-------- MATERIAL FOR THIS EXERCISE
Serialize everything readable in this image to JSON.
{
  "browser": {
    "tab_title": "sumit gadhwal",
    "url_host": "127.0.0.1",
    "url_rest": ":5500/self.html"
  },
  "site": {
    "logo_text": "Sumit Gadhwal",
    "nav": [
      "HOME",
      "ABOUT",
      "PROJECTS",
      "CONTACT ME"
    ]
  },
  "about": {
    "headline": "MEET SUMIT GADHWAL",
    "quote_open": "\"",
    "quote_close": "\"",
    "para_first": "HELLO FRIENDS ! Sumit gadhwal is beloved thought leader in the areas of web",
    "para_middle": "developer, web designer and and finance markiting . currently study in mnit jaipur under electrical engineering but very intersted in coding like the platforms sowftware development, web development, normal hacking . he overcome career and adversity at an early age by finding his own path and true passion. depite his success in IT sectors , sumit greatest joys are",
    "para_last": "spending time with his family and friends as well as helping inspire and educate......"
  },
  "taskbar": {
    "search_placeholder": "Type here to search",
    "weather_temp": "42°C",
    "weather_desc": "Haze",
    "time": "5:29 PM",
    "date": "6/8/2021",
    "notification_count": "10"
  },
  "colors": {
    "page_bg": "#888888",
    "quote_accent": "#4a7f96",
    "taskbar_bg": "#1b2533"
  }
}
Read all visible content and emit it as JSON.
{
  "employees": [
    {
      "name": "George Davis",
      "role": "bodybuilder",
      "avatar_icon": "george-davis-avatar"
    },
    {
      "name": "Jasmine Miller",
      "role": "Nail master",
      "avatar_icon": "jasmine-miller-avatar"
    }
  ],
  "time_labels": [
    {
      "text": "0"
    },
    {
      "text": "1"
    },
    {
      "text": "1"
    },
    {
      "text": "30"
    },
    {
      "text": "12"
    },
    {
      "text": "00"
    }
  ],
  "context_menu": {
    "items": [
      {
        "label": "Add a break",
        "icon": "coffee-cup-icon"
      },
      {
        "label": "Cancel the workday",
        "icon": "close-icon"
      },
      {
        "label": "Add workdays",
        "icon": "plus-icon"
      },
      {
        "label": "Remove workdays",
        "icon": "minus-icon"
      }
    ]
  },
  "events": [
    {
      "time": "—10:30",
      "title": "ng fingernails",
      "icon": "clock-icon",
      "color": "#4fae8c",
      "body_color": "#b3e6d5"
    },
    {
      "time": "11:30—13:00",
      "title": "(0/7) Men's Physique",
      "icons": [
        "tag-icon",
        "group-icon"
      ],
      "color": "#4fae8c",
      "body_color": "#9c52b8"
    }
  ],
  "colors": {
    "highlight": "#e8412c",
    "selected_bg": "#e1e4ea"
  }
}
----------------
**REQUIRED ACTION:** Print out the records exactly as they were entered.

**ANSWER SECTION:**
Serialize everything readable in this image to JSON.
{
  "browser": {
    "tab_title": "sumit gadhwal",
    "url_host": "127.0.0.1",
    "url_rest": ":5500/self.html"
  },
  "site": {
    "logo_text": "Sumit Gadhwal",
    "nav": [
      "HOME",
      "ABOUT",
      "PROJECTS",
      "CONTACT ME"
    ]
  },
  "about": {
    "headline": "MEET SUMIT GADHWAL",
    "quote_open": "\"",
    "quote_close": "\"",
    "para_first": "HELLO FRIENDS ! Sumit gadhwal is beloved thought leader in the areas of web",
    "para_middle": "developer, web designer and and finance markiting . currently study in mnit jaipur under electrical engineering but very intersted in coding like the platforms sowftware development, web development, normal hacking . he overcome career and adversity at an early age by finding his own path and true passion. depite his success in IT sectors , sumit greatest joys are",
    "para_last": "spending time with his family and friends as well as helping inspire and educate......"
  },
  "taskbar": {
    "search_placeholder": "Type here to search",
    "weather_temp": "42°C",
    "weather_desc": "Haze",
    "time": "5:29 PM",
    "date": "6/8/2021",
    "notification_count": "10"
  },
  "colors": {
    "page_bg": "#888888",
    "quote_accent": "#4a7f96",
    "taskbar_bg": "#1b2533"
  }
}
Read all visible content and emit it as JSON.
{
  "employees": [
    {
      "name": "George Davis",
      "role": "bodybuilder",
      "avatar_icon": "george-davis-avatar"
    },
    {
      "name": "Jasmine Miller",
      "role": "Nail master",
      "avatar_icon": "jasmine-miller-avatar"
    }
  ],
  "time_labels": [
    {
      "text": "0"
    },
    {
      "text": "1"
    },
    {
      "text": "1"
    },
    {
      "text": "30"
    },
    {
      "text": "12"
    },
    {
      "text": "00"
    }
  ],
  "context_menu": {
    "items": [
      {
        "label": "Add a break",
        "icon": "coffee-cup-icon"
      },
      {
        "label": "Cancel the workday",
        "icon": "close-icon"
      },
      {
        "label": "Add workdays",
        "icon": "plus-icon"
      },
      {
        "label": "Remove workdays",
        "icon": "minus-icon"
      }
    ]
  },
  "events": [
    {
      "time": "—10:30",
      "title": "ng fingernails",
      "icon": "clock-icon",
      "color": "#4fae8c",
      "body_color": "#b3e6d5"
    },
    {
      "time": "11:30—13:00",
      "title": "(0/7) Men's Physique",
      "icons": [
        "tag-icon",
        "group-icon"
      ],
      "color": "#4fae8c",
      "body_color": "#9c52b8"
    }
  ],
  "colors": {
    "highlight": "#e8412c",
    "selected_bg": "#e1e4ea"
  }
}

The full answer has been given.